Despite the public’s ambivalence to the American Austin in 1934, creator Roy Evans refused to abandon his automotive venture and went on to reinvent the Austin – and the American Bantam came out fighting in 1937. Developed at the Butler factory in Pennsylvania, the Bantam was, true to its name, small with deceptively peppy performance. Qualities which are revered today were not appreciated in the 1930s, and only 6,000 of the American Bantam were built before the factory closed its doors in 1940. Very few of this rare breed still exist.
This diminutive titan was one of the last Bantams built in 1940. It was restored to concours standard in 2008 in Texas, and today, it remains in lovely condition. Resplendent in its orange and black paint with black interior, the restored pickup remains unmodified. In 2009, immediately following its restorative works, the Bantam went on to win the AACA National Senior First Prize, and the following year, it took the AACA First Place and Best of Show at the American Austin Bantam Club meet.

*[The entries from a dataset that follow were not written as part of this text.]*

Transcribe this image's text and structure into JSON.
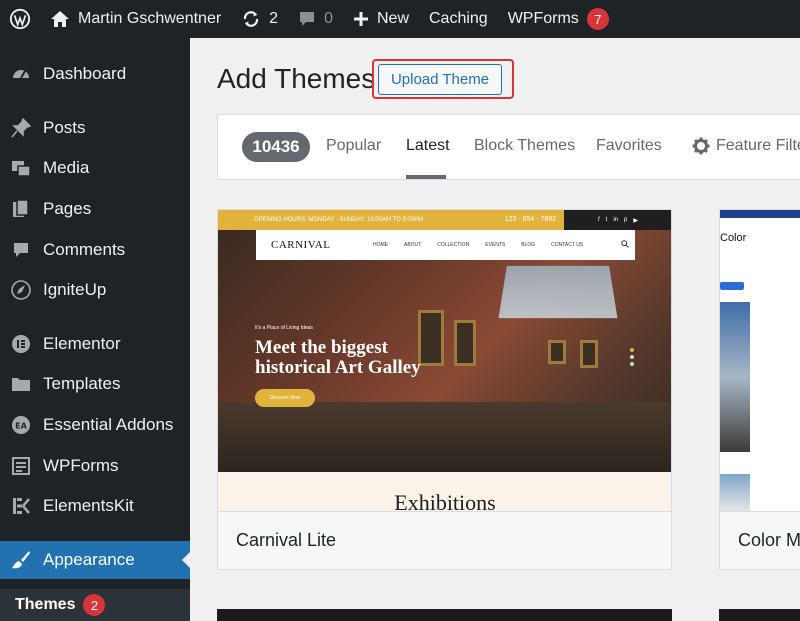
{
  "adminbar": {
    "site_name": "Martin Gschwentner",
    "updates_count": "2",
    "comments_count": "0",
    "new_label": "New",
    "caching_label": "Caching",
    "wpforms_label": "WPForms",
    "wpforms_badge": "7"
  },
  "sidebar": {
    "items": [
      {
        "label": "Dashboard",
        "icon": "dashboard-icon"
      },
      {
        "label": "Posts",
        "icon": "pin-icon"
      },
      {
        "label": "Media",
        "icon": "media-icon"
      },
      {
        "label": "Pages",
        "icon": "pages-icon"
      },
      {
        "label": "Comments",
        "icon": "comment-icon"
      },
      {
        "label": "IgniteUp",
        "icon": "rocket-icon"
      },
      {
        "label": "Elementor",
        "icon": "elementor-icon"
      },
      {
        "label": "Templates",
        "icon": "folder-icon"
      },
      {
        "label": "Essential Addons",
        "icon": "ea-icon"
      },
      {
        "label": "WPForms",
        "icon": "form-icon"
      },
      {
        "label": "ElementsKit",
        "icon": "ek-icon"
      },
      {
        "label": "Appearance",
        "icon": "brush-icon"
      }
    ],
    "submenu": {
      "label": "Themes",
      "badge": "2"
    }
  },
  "main": {
    "title": "Add Themes",
    "upload_button": "Upload Theme",
    "count": "10436",
    "tabs": [
      "Popular",
      "Latest",
      "Block Themes",
      "Favorites",
      "Feature Filter"
    ],
    "active_tab": "Latest"
  },
  "themes": [
    {
      "name": "Carnival Lite",
      "preview": {
        "topbar_text": "OPENING HOURS: MONDAY - SUNDAY: 10:00AM TO 5:00PM",
        "phone": "123 - 654 - 7892",
        "logo": "CARNIVAL",
        "nav": [
          "HOME",
          "ABOUT",
          "COLLECTION",
          "EVENTS",
          "BLOG",
          "CONTACT US"
        ],
        "kicker": "It's a Place of Living Ideas",
        "headline": "Meet the biggest historical Art Galley",
        "cta": "Discover Now",
        "section_title": "Exhibitions"
      }
    },
    {
      "name": "Color M",
      "preview": {
        "title": "Color"
      }
    }
  ],
  "colors": {
    "admin_dark": "#1d2327",
    "accent_blue": "#2271b1",
    "badge_red": "#d63638",
    "carnival_gold": "#e2b33c"
  }
}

Rare and idiosyncratic, the American Bantam Pickup marks a moment in automotive history when a designer was too far ahead of his time to experience the success and kudos he so deserved. This highly decorated example stands ready to provide its next caretaker with a charming motoring experience.